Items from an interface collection
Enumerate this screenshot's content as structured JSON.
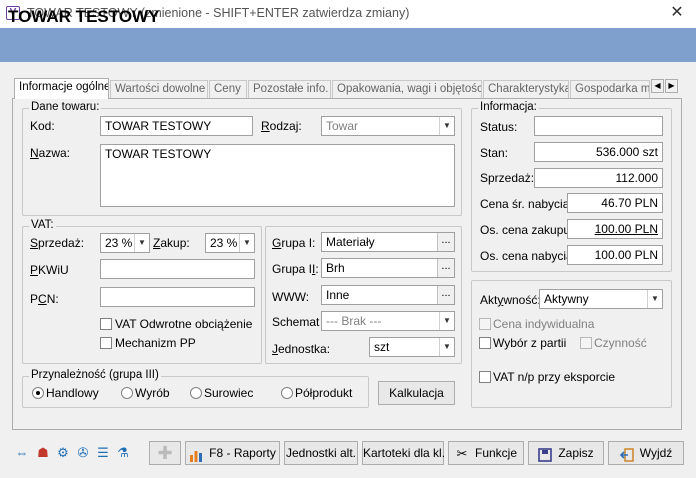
{
  "window": {
    "title": "TOWAR TESTOWY (zmienione - SHIFT+ENTER zatwierdza zmiany)",
    "app_icon": "V",
    "close_glyph": "✕"
  },
  "header": {
    "title": "TOWAR TESTOWY"
  },
  "tabs": [
    "Informacje ogólne",
    "Wartości dowolne",
    "Ceny",
    "Pozostałe info.",
    "Opakowania, wagi i objętości",
    "Charakterystyka",
    "Gospodarka ma"
  ],
  "dane_towaru": {
    "title": "Dane towaru:",
    "kod_label": "Kod:",
    "kod_value": "TOWAR TESTOWY",
    "rodzaj_label": "Rodzaj:",
    "rodzaj_value": "Towar",
    "nazwa_label": "Nazwa:",
    "nazwa_value": "TOWAR TESTOWY"
  },
  "vat": {
    "title": "VAT:",
    "sprzedaz_label": "Sprzedaż:",
    "sprzedaz_value": "23 %",
    "zakup_label": "Zakup:",
    "zakup_value": "23 %",
    "pkwiu_label": "PKWiU",
    "pkwiu_value": "",
    "pcn_label": "PCN:",
    "pcn_value": "",
    "odwrotne_label": "VAT Odwrotne obciążenie",
    "mechanizm_label": "Mechanizm PP"
  },
  "grupy": {
    "grupa1_label": "Grupa I:",
    "grupa1_value": "Materiały",
    "grupa2_label": "Grupa II:",
    "grupa2_value": "Brh",
    "www_label": "WWW:",
    "www_value": "Inne",
    "schemat_label": "Schemat",
    "schemat_value": "--- Brak ---",
    "jednostka_label": "Jednostka:",
    "jednostka_value": "szt",
    "ellipsis": "..."
  },
  "informacja": {
    "title": "Informacja:",
    "status_label": "Status:",
    "status_value": "",
    "stan_label": "Stan:",
    "stan_value": "536.000 szt",
    "sprzedaz_label": "Sprzedaż:",
    "sprzedaz_value": "112.000",
    "cena_sr_label": "Cena śr. nabycia:",
    "cena_sr_value": "46.70 PLN",
    "os_zakupu_label": "Os. cena zakupu:",
    "os_zakupu_value": "100.00 PLN",
    "os_nabycia_label": "Os. cena nabycia:",
    "os_nabycia_value": "100.00 PLN"
  },
  "aktywnosc": {
    "label": "Aktywność:",
    "value": "Aktywny",
    "cena_ind_label": "Cena indywidualna",
    "wybor_label": "Wybór z partii",
    "czynnosc_label": "Czynność",
    "vat_np_label": "VAT n/p przy eksporcie"
  },
  "przynaleznosc": {
    "title": "Przynależność (grupa III)",
    "options": [
      "Handlowy",
      "Wyrób",
      "Surowiec",
      "Półprodukt"
    ],
    "selected": "Handlowy"
  },
  "buttons": {
    "kalkulacja": "Kalkulacja",
    "raporty": "F8 - Raporty",
    "jednostki": "Jednostki alt.",
    "kartoteki": "Kartoteki dla kl.",
    "funkcje": "Funkcje",
    "zapisz": "Zapisz",
    "wyjdz": "Wyjdź"
  },
  "colors": {
    "header_band": "#7f9fcd",
    "toolbar_icon": "#1f6fb5"
  }
}
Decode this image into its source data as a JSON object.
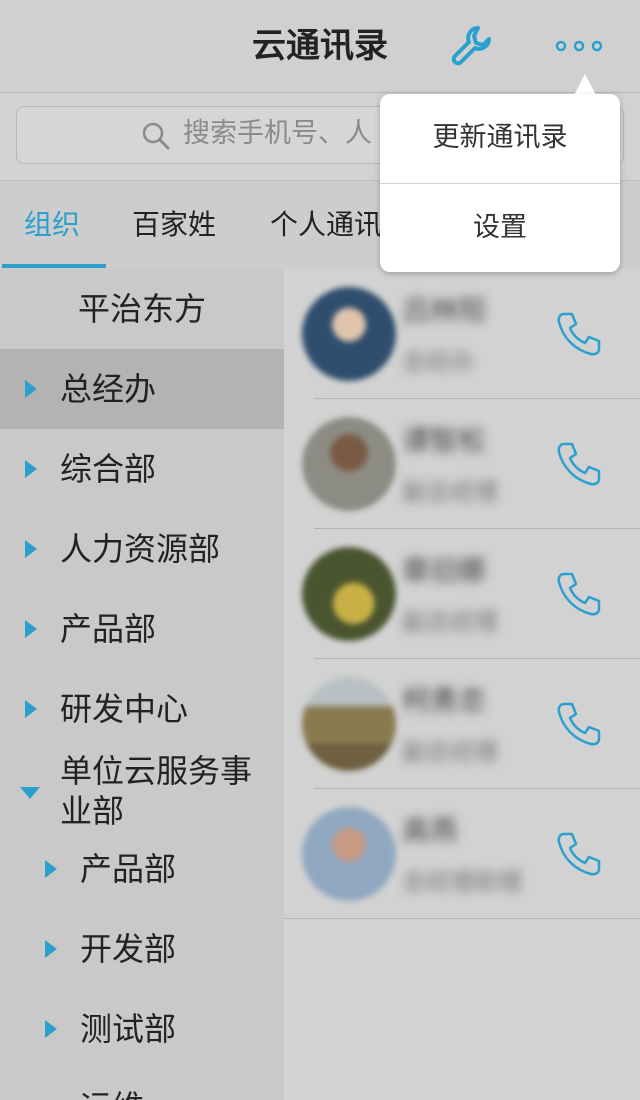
{
  "header": {
    "title": "云通讯录"
  },
  "search": {
    "placeholder": "搜索手机号、人"
  },
  "tabs": [
    {
      "label": "组织",
      "active": true
    },
    {
      "label": "百家姓",
      "active": false
    },
    {
      "label": "个人通讯"
    }
  ],
  "org": {
    "root": "平治东方",
    "departments": [
      {
        "label": "总经办",
        "expanded": false,
        "selected": true,
        "level": 0
      },
      {
        "label": "综合部",
        "expanded": false,
        "level": 0
      },
      {
        "label": "人力资源部",
        "expanded": false,
        "level": 0
      },
      {
        "label": "产品部",
        "expanded": false,
        "level": 0
      },
      {
        "label": "研发中心",
        "expanded": false,
        "level": 0
      },
      {
        "label": "单位云服务事业部",
        "expanded": true,
        "level": 0
      },
      {
        "label": "产品部",
        "expanded": false,
        "level": 1
      },
      {
        "label": "开发部",
        "expanded": false,
        "level": 1
      },
      {
        "label": "测试部",
        "expanded": false,
        "level": 1
      },
      {
        "label": "运维",
        "expanded": false,
        "level": 1
      }
    ]
  },
  "contacts": [
    {
      "name": "吕林阳",
      "dept": "总经办",
      "avatar_color": "#2f4e6e"
    },
    {
      "name": "谭智松",
      "dept": "副总经理",
      "avatar_color": "#6e5a48"
    },
    {
      "name": "章旧娜",
      "dept": "副总经理",
      "avatar_color": "#5f6a3a"
    },
    {
      "name": "柯勇忠",
      "dept": "副总经理",
      "avatar_color": "#7a6e55"
    },
    {
      "name": "高燕",
      "dept": "总经理助理",
      "avatar_color": "#8a7060"
    }
  ],
  "menu": {
    "items": [
      {
        "label": "更新通讯录"
      },
      {
        "label": "设置"
      }
    ]
  },
  "colors": {
    "accent": "#2ba0cf",
    "overlay_background": "#d2d2d2",
    "popup_background": "#ffffff"
  },
  "icons": {
    "header_tool": "wrench-icon",
    "header_more": "more-dots-icon",
    "search": "search-icon",
    "contact_action": "phone-icon"
  }
}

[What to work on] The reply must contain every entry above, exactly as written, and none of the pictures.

[Worked solution]
Enumerate this screenshot's content as structured JSON.
{
  "window": {
    "title": "TOWAR TESTOWY (zmienione - SHIFT+ENTER zatwierdza zmiany)",
    "app_icon": "V",
    "close_glyph": "✕"
  },
  "header": {
    "title": "TOWAR TESTOWY"
  },
  "tabs": [
    "Informacje ogólne",
    "Wartości dowolne",
    "Ceny",
    "Pozostałe info.",
    "Opakowania, wagi i objętości",
    "Charakterystyka",
    "Gospodarka ma"
  ],
  "dane_towaru": {
    "title": "Dane towaru:",
    "kod_label": "Kod:",
    "kod_value": "TOWAR TESTOWY",
    "rodzaj_label": "Rodzaj:",
    "rodzaj_value": "Towar",
    "nazwa_label": "Nazwa:",
    "nazwa_value": "TOWAR TESTOWY"
  },
  "vat": {
    "title": "VAT:",
    "sprzedaz_label": "Sprzedaż:",
    "sprzedaz_value": "23 %",
    "zakup_label": "Zakup:",
    "zakup_value": "23 %",
    "pkwiu_label": "PKWiU",
    "pkwiu_value": "",
    "pcn_label": "PCN:",
    "pcn_value": "",
    "odwrotne_label": "VAT Odwrotne obciążenie",
    "mechanizm_label": "Mechanizm PP"
  },
  "grupy": {
    "grupa1_label": "Grupa I:",
    "grupa1_value": "Materiały",
    "grupa2_label": "Grupa II:",
    "grupa2_value": "Brh",
    "www_label": "WWW:",
    "www_value": "Inne",
    "schemat_label": "Schemat",
    "schemat_value": "--- Brak ---",
    "jednostka_label": "Jednostka:",
    "jednostka_value": "szt",
    "ellipsis": "..."
  },
  "informacja": {
    "title": "Informacja:",
    "status_label": "Status:",
    "status_value": "",
    "stan_label": "Stan:",
    "stan_value": "536.000 szt",
    "sprzedaz_label": "Sprzedaż:",
    "sprzedaz_value": "112.000",
    "cena_sr_label": "Cena śr. nabycia:",
    "cena_sr_value": "46.70 PLN",
    "os_zakupu_label": "Os. cena zakupu:",
    "os_zakupu_value": "100.00 PLN",
    "os_nabycia_label": "Os. cena nabycia:",
    "os_nabycia_value": "100.00 PLN"
  },
  "aktywnosc": {
    "label": "Aktywność:",
    "value": "Aktywny",
    "cena_ind_label": "Cena indywidualna",
    "wybor_label": "Wybór z partii",
    "czynnosc_label": "Czynność",
    "vat_np_label": "VAT n/p przy eksporcie"
  },
  "przynaleznosc": {
    "title": "Przynależność (grupa III)",
    "options": [
      "Handlowy",
      "Wyrób",
      "Surowiec",
      "Półprodukt"
    ],
    "selected": "Handlowy"
  },
  "buttons": {
    "kalkulacja": "Kalkulacja",
    "raporty": "F8 - Raporty",
    "jednostki": "Jednostki alt.",
    "kartoteki": "Kartoteki dla kl.",
    "funkcje": "Funkcje",
    "zapisz": "Zapisz",
    "wyjdz": "Wyjdź"
  },
  "colors": {
    "header_band": "#7f9fcd",
    "toolbar_icon": "#1f6fb5"
  }
}
Decode this image into its source data as a JSON object.
{
  "header": {
    "title": "云通讯录"
  },
  "search": {
    "placeholder": "搜索手机号、人"
  },
  "tabs": [
    {
      "label": "组织",
      "active": true
    },
    {
      "label": "百家姓",
      "active": false
    },
    {
      "label": "个人通讯"
    }
  ],
  "org": {
    "root": "平治东方",
    "departments": [
      {
        "label": "总经办",
        "expanded": false,
        "selected": true,
        "level": 0
      },
      {
        "label": "综合部",
        "expanded": false,
        "level": 0
      },
      {
        "label": "人力资源部",
        "expanded": false,
        "level": 0
      },
      {
        "label": "产品部",
        "expanded": false,
        "level": 0
      },
      {
        "label": "研发中心",
        "expanded": false,
        "level": 0
      },
      {
        "label": "单位云服务事业部",
        "expanded": true,
        "level": 0
      },
      {
        "label": "产品部",
        "expanded": false,
        "level": 1
      },
      {
        "label": "开发部",
        "expanded": false,
        "level": 1
      },
      {
        "label": "测试部",
        "expanded": false,
        "level": 1
      },
      {
        "label": "运维",
        "expanded": false,
        "level": 1
      }
    ]
  },
  "contacts": [
    {
      "name": "吕林阳",
      "dept": "总经办",
      "avatar_color": "#2f4e6e"
    },
    {
      "name": "谭智松",
      "dept": "副总经理",
      "avatar_color": "#6e5a48"
    },
    {
      "name": "章旧娜",
      "dept": "副总经理",
      "avatar_color": "#5f6a3a"
    },
    {
      "name": "柯勇忠",
      "dept": "副总经理",
      "avatar_color": "#7a6e55"
    },
    {
      "name": "高燕",
      "dept": "总经理助理",
      "avatar_color": "#8a7060"
    }
  ],
  "menu": {
    "items": [
      {
        "label": "更新通讯录"
      },
      {
        "label": "设置"
      }
    ]
  },
  "colors": {
    "accent": "#2ba0cf",
    "overlay_background": "#d2d2d2",
    "popup_background": "#ffffff"
  },
  "icons": {
    "header_tool": "wrench-icon",
    "header_more": "more-dots-icon",
    "search": "search-icon",
    "contact_action": "phone-icon"
  }
}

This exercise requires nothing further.